Halelly: Well, I have had people that span the entire gamut between people who say, “I think I might be doing more consulting, I have no idea exactly even what it might look like or what it might mean,” all the way to people who have been doing it for 15 and 20 years.
People always walk away with actionable, useful information that they can apply to ratchet up their own skills. I find that the majority of the people that tend to sign up and benefit from this program have just started to try and move away from the order-taker role in L&D and talent development and more into a strategic partner, playing more of a consultant role and being involved in more of the thinking behind an initiative rather than just being spoon-fed what needs to happen. A lot of times those people recognize that they can bring lots more value, but they don’t really have a very tried-and-true process that they can rely upon.
I have also had people who are thinking about maybe striking out on their own, becoming external consultants, and this program can of course teach you invaluable skills that you can then bring to your clients and feel a lot more confident about the work that you do and the value that you offer.
And for those participants that are more seasoned, a lot of times they fall into a pattern where they may tend to do the same thing over and over and they may not have explicitly thought, “Is this working well? Or are there ways that I could do what I’m doing more efficiently or maybe more effectively?” By being able to examine their own existing successful or potentially successful practice within this particular workshop, they’re able to fine-tune it. They’re able to infuse a little more professionalism into what they’re doing.
Also, a lot of times it really gives them that additional strength to push back against what happens to a lot of us, which is when the clients are not necessarily bought-in—they aren’t sure they were asking for what we’re offering. They just thought they were going to tell us, “Hey, can you give me this training class on . . . ” And when you push back with a consultant’s hat on to say, “Well, absolutely I could. Tell me more about what made you think that this would be the best approach and help me understand more about the problem,” you get some resistance, possibly, and that’s one of the things we address. I think having the model and the resources really fortifies you to give clients the value that they’re looking for that might not be what they thought they were coming to ask for when they came to you.
Amanda: What’s something that surprises or delights people who participate in this program?
Halelly: The surprises would probably be different based on your level of experience or expectations coming in. I think that most people are surprised by how well they know the model when they leave. We do a review at the end and it’s always just awesome to hear people say, “Wow, two days ago I first got introduced to this brand-new model and now I know it inside and out.” Also, they might be surprised by how confident they feel about using this approach and being able to really ratchet up their effectiveness back at work.
I think that excitement, that motivation, that confidence, even though it’s just two days and it’s a lot of new information, is really exiting.
I certainly hope that you join me in Dallas and be part of this program. Thank you for inviting me to speak about it and for allowing me to be part of the professional development of my colleagues in the field. That’s the reason I come back to ATD as a facilitator. When I work with other clients’ companies, it’s on a quarterly basis, but then I can come back to my own tribe of talent development professional colleagues through ATD and share my knowledge, my experience, and help to bring up everybody else’s skills. It’s very rewarding and I would love to add value to readers who sign up—I would be so excited to meet them in Dallas.

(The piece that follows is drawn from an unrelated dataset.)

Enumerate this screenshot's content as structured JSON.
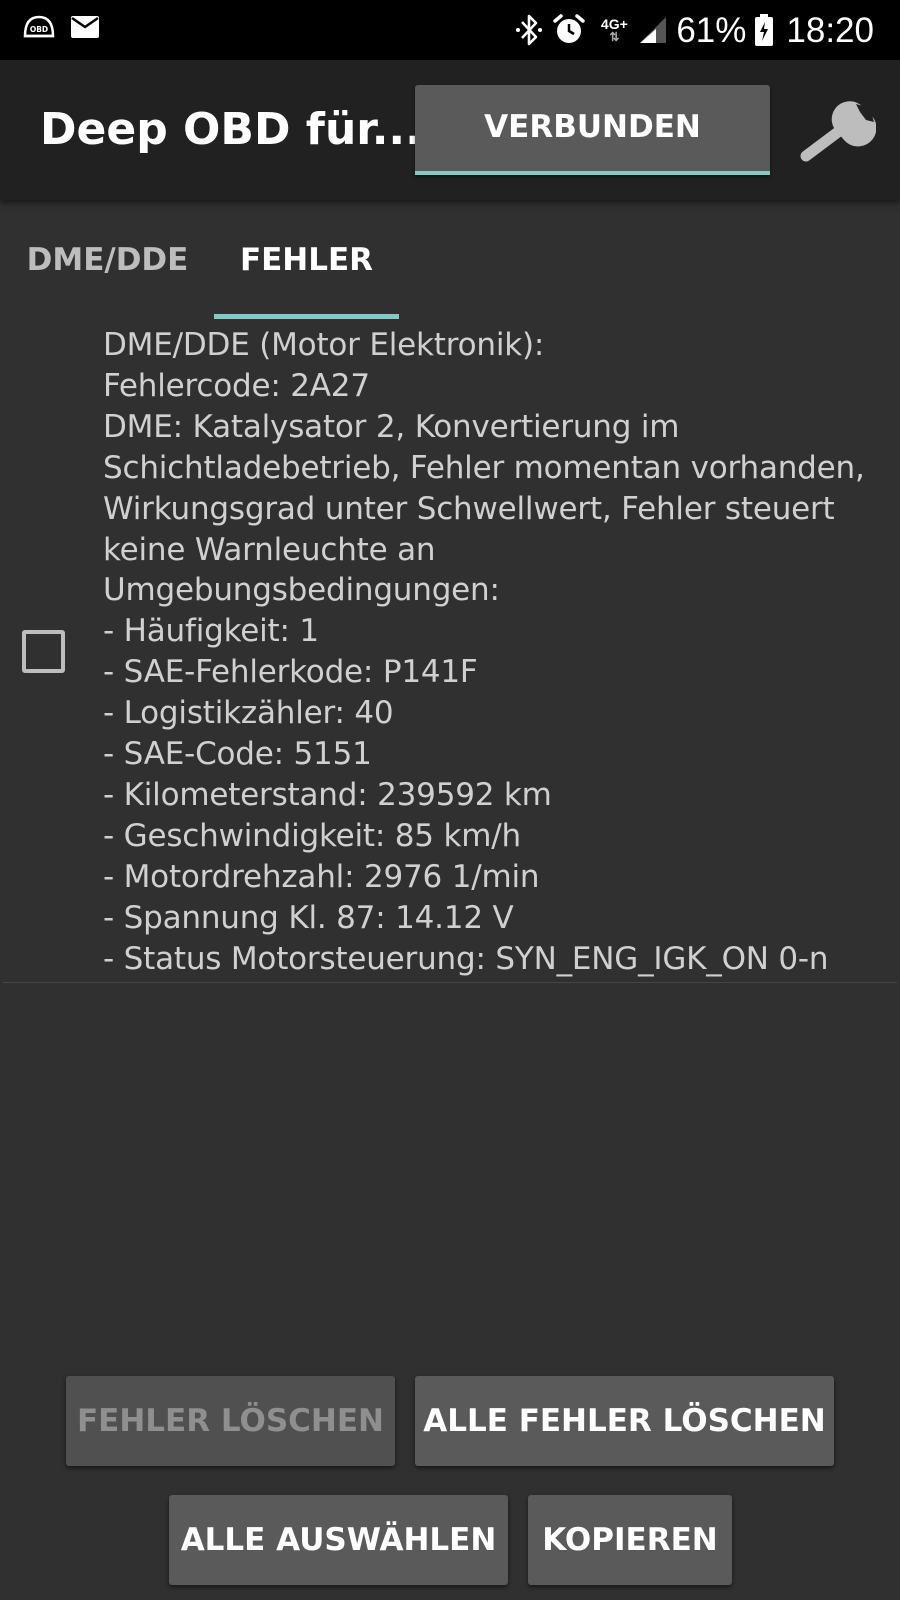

Amanda: Thanks so much, Halelly, for telling us more about the ATD’s Consulting Skills Certificate Program. If you want more information on this and other L&D topics, please visit our website at www.td.org.